====== Supplied material ======

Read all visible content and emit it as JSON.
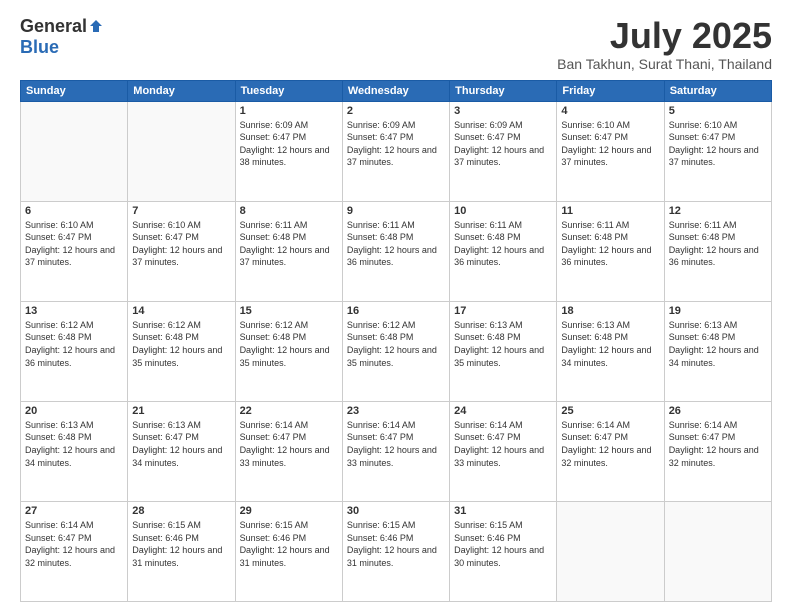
{
  "header": {
    "logo_general": "General",
    "logo_blue": "Blue",
    "month_title": "July 2025",
    "subtitle": "Ban Takhun, Surat Thani, Thailand"
  },
  "weekdays": [
    "Sunday",
    "Monday",
    "Tuesday",
    "Wednesday",
    "Thursday",
    "Friday",
    "Saturday"
  ],
  "weeks": [
    [
      {
        "day": "",
        "sunrise": "",
        "sunset": "",
        "daylight": ""
      },
      {
        "day": "",
        "sunrise": "",
        "sunset": "",
        "daylight": ""
      },
      {
        "day": "1",
        "sunrise": "Sunrise: 6:09 AM",
        "sunset": "Sunset: 6:47 PM",
        "daylight": "Daylight: 12 hours and 38 minutes."
      },
      {
        "day": "2",
        "sunrise": "Sunrise: 6:09 AM",
        "sunset": "Sunset: 6:47 PM",
        "daylight": "Daylight: 12 hours and 37 minutes."
      },
      {
        "day": "3",
        "sunrise": "Sunrise: 6:09 AM",
        "sunset": "Sunset: 6:47 PM",
        "daylight": "Daylight: 12 hours and 37 minutes."
      },
      {
        "day": "4",
        "sunrise": "Sunrise: 6:10 AM",
        "sunset": "Sunset: 6:47 PM",
        "daylight": "Daylight: 12 hours and 37 minutes."
      },
      {
        "day": "5",
        "sunrise": "Sunrise: 6:10 AM",
        "sunset": "Sunset: 6:47 PM",
        "daylight": "Daylight: 12 hours and 37 minutes."
      }
    ],
    [
      {
        "day": "6",
        "sunrise": "Sunrise: 6:10 AM",
        "sunset": "Sunset: 6:47 PM",
        "daylight": "Daylight: 12 hours and 37 minutes."
      },
      {
        "day": "7",
        "sunrise": "Sunrise: 6:10 AM",
        "sunset": "Sunset: 6:47 PM",
        "daylight": "Daylight: 12 hours and 37 minutes."
      },
      {
        "day": "8",
        "sunrise": "Sunrise: 6:11 AM",
        "sunset": "Sunset: 6:48 PM",
        "daylight": "Daylight: 12 hours and 37 minutes."
      },
      {
        "day": "9",
        "sunrise": "Sunrise: 6:11 AM",
        "sunset": "Sunset: 6:48 PM",
        "daylight": "Daylight: 12 hours and 36 minutes."
      },
      {
        "day": "10",
        "sunrise": "Sunrise: 6:11 AM",
        "sunset": "Sunset: 6:48 PM",
        "daylight": "Daylight: 12 hours and 36 minutes."
      },
      {
        "day": "11",
        "sunrise": "Sunrise: 6:11 AM",
        "sunset": "Sunset: 6:48 PM",
        "daylight": "Daylight: 12 hours and 36 minutes."
      },
      {
        "day": "12",
        "sunrise": "Sunrise: 6:11 AM",
        "sunset": "Sunset: 6:48 PM",
        "daylight": "Daylight: 12 hours and 36 minutes."
      }
    ],
    [
      {
        "day": "13",
        "sunrise": "Sunrise: 6:12 AM",
        "sunset": "Sunset: 6:48 PM",
        "daylight": "Daylight: 12 hours and 36 minutes."
      },
      {
        "day": "14",
        "sunrise": "Sunrise: 6:12 AM",
        "sunset": "Sunset: 6:48 PM",
        "daylight": "Daylight: 12 hours and 35 minutes."
      },
      {
        "day": "15",
        "sunrise": "Sunrise: 6:12 AM",
        "sunset": "Sunset: 6:48 PM",
        "daylight": "Daylight: 12 hours and 35 minutes."
      },
      {
        "day": "16",
        "sunrise": "Sunrise: 6:12 AM",
        "sunset": "Sunset: 6:48 PM",
        "daylight": "Daylight: 12 hours and 35 minutes."
      },
      {
        "day": "17",
        "sunrise": "Sunrise: 6:13 AM",
        "sunset": "Sunset: 6:48 PM",
        "daylight": "Daylight: 12 hours and 35 minutes."
      },
      {
        "day": "18",
        "sunrise": "Sunrise: 6:13 AM",
        "sunset": "Sunset: 6:48 PM",
        "daylight": "Daylight: 12 hours and 34 minutes."
      },
      {
        "day": "19",
        "sunrise": "Sunrise: 6:13 AM",
        "sunset": "Sunset: 6:48 PM",
        "daylight": "Daylight: 12 hours and 34 minutes."
      }
    ],
    [
      {
        "day": "20",
        "sunrise": "Sunrise: 6:13 AM",
        "sunset": "Sunset: 6:48 PM",
        "daylight": "Daylight: 12 hours and 34 minutes."
      },
      {
        "day": "21",
        "sunrise": "Sunrise: 6:13 AM",
        "sunset": "Sunset: 6:47 PM",
        "daylight": "Daylight: 12 hours and 34 minutes."
      },
      {
        "day": "22",
        "sunrise": "Sunrise: 6:14 AM",
        "sunset": "Sunset: 6:47 PM",
        "daylight": "Daylight: 12 hours and 33 minutes."
      },
      {
        "day": "23",
        "sunrise": "Sunrise: 6:14 AM",
        "sunset": "Sunset: 6:47 PM",
        "daylight": "Daylight: 12 hours and 33 minutes."
      },
      {
        "day": "24",
        "sunrise": "Sunrise: 6:14 AM",
        "sunset": "Sunset: 6:47 PM",
        "daylight": "Daylight: 12 hours and 33 minutes."
      },
      {
        "day": "25",
        "sunrise": "Sunrise: 6:14 AM",
        "sunset": "Sunset: 6:47 PM",
        "daylight": "Daylight: 12 hours and 32 minutes."
      },
      {
        "day": "26",
        "sunrise": "Sunrise: 6:14 AM",
        "sunset": "Sunset: 6:47 PM",
        "daylight": "Daylight: 12 hours and 32 minutes."
      }
    ],
    [
      {
        "day": "27",
        "sunrise": "Sunrise: 6:14 AM",
        "sunset": "Sunset: 6:47 PM",
        "daylight": "Daylight: 12 hours and 32 minutes."
      },
      {
        "day": "28",
        "sunrise": "Sunrise: 6:15 AM",
        "sunset": "Sunset: 6:46 PM",
        "daylight": "Daylight: 12 hours and 31 minutes."
      },
      {
        "day": "29",
        "sunrise": "Sunrise: 6:15 AM",
        "sunset": "Sunset: 6:46 PM",
        "daylight": "Daylight: 12 hours and 31 minutes."
      },
      {
        "day": "30",
        "sunrise": "Sunrise: 6:15 AM",
        "sunset": "Sunset: 6:46 PM",
        "daylight": "Daylight: 12 hours and 31 minutes."
      },
      {
        "day": "31",
        "sunrise": "Sunrise: 6:15 AM",
        "sunset": "Sunset: 6:46 PM",
        "daylight": "Daylight: 12 hours and 30 minutes."
      },
      {
        "day": "",
        "sunrise": "",
        "sunset": "",
        "daylight": ""
      },
      {
        "day": "",
        "sunrise": "",
        "sunset": "",
        "daylight": ""
      }
    ]
  ]
}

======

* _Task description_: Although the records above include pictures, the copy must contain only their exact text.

* _Solution to the exercise_:
Read all visible content and emit it as JSON.
{
  "header": {
    "logo_general": "General",
    "logo_blue": "Blue",
    "month_title": "July 2025",
    "subtitle": "Ban Takhun, Surat Thani, Thailand"
  },
  "weekdays": [
    "Sunday",
    "Monday",
    "Tuesday",
    "Wednesday",
    "Thursday",
    "Friday",
    "Saturday"
  ],
  "weeks": [
    [
      {
        "day": "",
        "sunrise": "",
        "sunset": "",
        "daylight": ""
      },
      {
        "day": "",
        "sunrise": "",
        "sunset": "",
        "daylight": ""
      },
      {
        "day": "1",
        "sunrise": "Sunrise: 6:09 AM",
        "sunset": "Sunset: 6:47 PM",
        "daylight": "Daylight: 12 hours and 38 minutes."
      },
      {
        "day": "2",
        "sunrise": "Sunrise: 6:09 AM",
        "sunset": "Sunset: 6:47 PM",
        "daylight": "Daylight: 12 hours and 37 minutes."
      },
      {
        "day": "3",
        "sunrise": "Sunrise: 6:09 AM",
        "sunset": "Sunset: 6:47 PM",
        "daylight": "Daylight: 12 hours and 37 minutes."
      },
      {
        "day": "4",
        "sunrise": "Sunrise: 6:10 AM",
        "sunset": "Sunset: 6:47 PM",
        "daylight": "Daylight: 12 hours and 37 minutes."
      },
      {
        "day": "5",
        "sunrise": "Sunrise: 6:10 AM",
        "sunset": "Sunset: 6:47 PM",
        "daylight": "Daylight: 12 hours and 37 minutes."
      }
    ],
    [
      {
        "day": "6",
        "sunrise": "Sunrise: 6:10 AM",
        "sunset": "Sunset: 6:47 PM",
        "daylight": "Daylight: 12 hours and 37 minutes."
      },
      {
        "day": "7",
        "sunrise": "Sunrise: 6:10 AM",
        "sunset": "Sunset: 6:47 PM",
        "daylight": "Daylight: 12 hours and 37 minutes."
      },
      {
        "day": "8",
        "sunrise": "Sunrise: 6:11 AM",
        "sunset": "Sunset: 6:48 PM",
        "daylight": "Daylight: 12 hours and 37 minutes."
      },
      {
        "day": "9",
        "sunrise": "Sunrise: 6:11 AM",
        "sunset": "Sunset: 6:48 PM",
        "daylight": "Daylight: 12 hours and 36 minutes."
      },
      {
        "day": "10",
        "sunrise": "Sunrise: 6:11 AM",
        "sunset": "Sunset: 6:48 PM",
        "daylight": "Daylight: 12 hours and 36 minutes."
      },
      {
        "day": "11",
        "sunrise": "Sunrise: 6:11 AM",
        "sunset": "Sunset: 6:48 PM",
        "daylight": "Daylight: 12 hours and 36 minutes."
      },
      {
        "day": "12",
        "sunrise": "Sunrise: 6:11 AM",
        "sunset": "Sunset: 6:48 PM",
        "daylight": "Daylight: 12 hours and 36 minutes."
      }
    ],
    [
      {
        "day": "13",
        "sunrise": "Sunrise: 6:12 AM",
        "sunset": "Sunset: 6:48 PM",
        "daylight": "Daylight: 12 hours and 36 minutes."
      },
      {
        "day": "14",
        "sunrise": "Sunrise: 6:12 AM",
        "sunset": "Sunset: 6:48 PM",
        "daylight": "Daylight: 12 hours and 35 minutes."
      },
      {
        "day": "15",
        "sunrise": "Sunrise: 6:12 AM",
        "sunset": "Sunset: 6:48 PM",
        "daylight": "Daylight: 12 hours and 35 minutes."
      },
      {
        "day": "16",
        "sunrise": "Sunrise: 6:12 AM",
        "sunset": "Sunset: 6:48 PM",
        "daylight": "Daylight: 12 hours and 35 minutes."
      },
      {
        "day": "17",
        "sunrise": "Sunrise: 6:13 AM",
        "sunset": "Sunset: 6:48 PM",
        "daylight": "Daylight: 12 hours and 35 minutes."
      },
      {
        "day": "18",
        "sunrise": "Sunrise: 6:13 AM",
        "sunset": "Sunset: 6:48 PM",
        "daylight": "Daylight: 12 hours and 34 minutes."
      },
      {
        "day": "19",
        "sunrise": "Sunrise: 6:13 AM",
        "sunset": "Sunset: 6:48 PM",
        "daylight": "Daylight: 12 hours and 34 minutes."
      }
    ],
    [
      {
        "day": "20",
        "sunrise": "Sunrise: 6:13 AM",
        "sunset": "Sunset: 6:48 PM",
        "daylight": "Daylight: 12 hours and 34 minutes."
      },
      {
        "day": "21",
        "sunrise": "Sunrise: 6:13 AM",
        "sunset": "Sunset: 6:47 PM",
        "daylight": "Daylight: 12 hours and 34 minutes."
      },
      {
        "day": "22",
        "sunrise": "Sunrise: 6:14 AM",
        "sunset": "Sunset: 6:47 PM",
        "daylight": "Daylight: 12 hours and 33 minutes."
      },
      {
        "day": "23",
        "sunrise": "Sunrise: 6:14 AM",
        "sunset": "Sunset: 6:47 PM",
        "daylight": "Daylight: 12 hours and 33 minutes."
      },
      {
        "day": "24",
        "sunrise": "Sunrise: 6:14 AM",
        "sunset": "Sunset: 6:47 PM",
        "daylight": "Daylight: 12 hours and 33 minutes."
      },
      {
        "day": "25",
        "sunrise": "Sunrise: 6:14 AM",
        "sunset": "Sunset: 6:47 PM",
        "daylight": "Daylight: 12 hours and 32 minutes."
      },
      {
        "day": "26",
        "sunrise": "Sunrise: 6:14 AM",
        "sunset": "Sunset: 6:47 PM",
        "daylight": "Daylight: 12 hours and 32 minutes."
      }
    ],
    [
      {
        "day": "27",
        "sunrise": "Sunrise: 6:14 AM",
        "sunset": "Sunset: 6:47 PM",
        "daylight": "Daylight: 12 hours and 32 minutes."
      },
      {
        "day": "28",
        "sunrise": "Sunrise: 6:15 AM",
        "sunset": "Sunset: 6:46 PM",
        "daylight": "Daylight: 12 hours and 31 minutes."
      },
      {
        "day": "29",
        "sunrise": "Sunrise: 6:15 AM",
        "sunset": "Sunset: 6:46 PM",
        "daylight": "Daylight: 12 hours and 31 minutes."
      },
      {
        "day": "30",
        "sunrise": "Sunrise: 6:15 AM",
        "sunset": "Sunset: 6:46 PM",
        "daylight": "Daylight: 12 hours and 31 minutes."
      },
      {
        "day": "31",
        "sunrise": "Sunrise: 6:15 AM",
        "sunset": "Sunset: 6:46 PM",
        "daylight": "Daylight: 12 hours and 30 minutes."
      },
      {
        "day": "",
        "sunrise": "",
        "sunset": "",
        "daylight": ""
      },
      {
        "day": "",
        "sunrise": "",
        "sunset": "",
        "daylight": ""
      }
    ]
  ]
}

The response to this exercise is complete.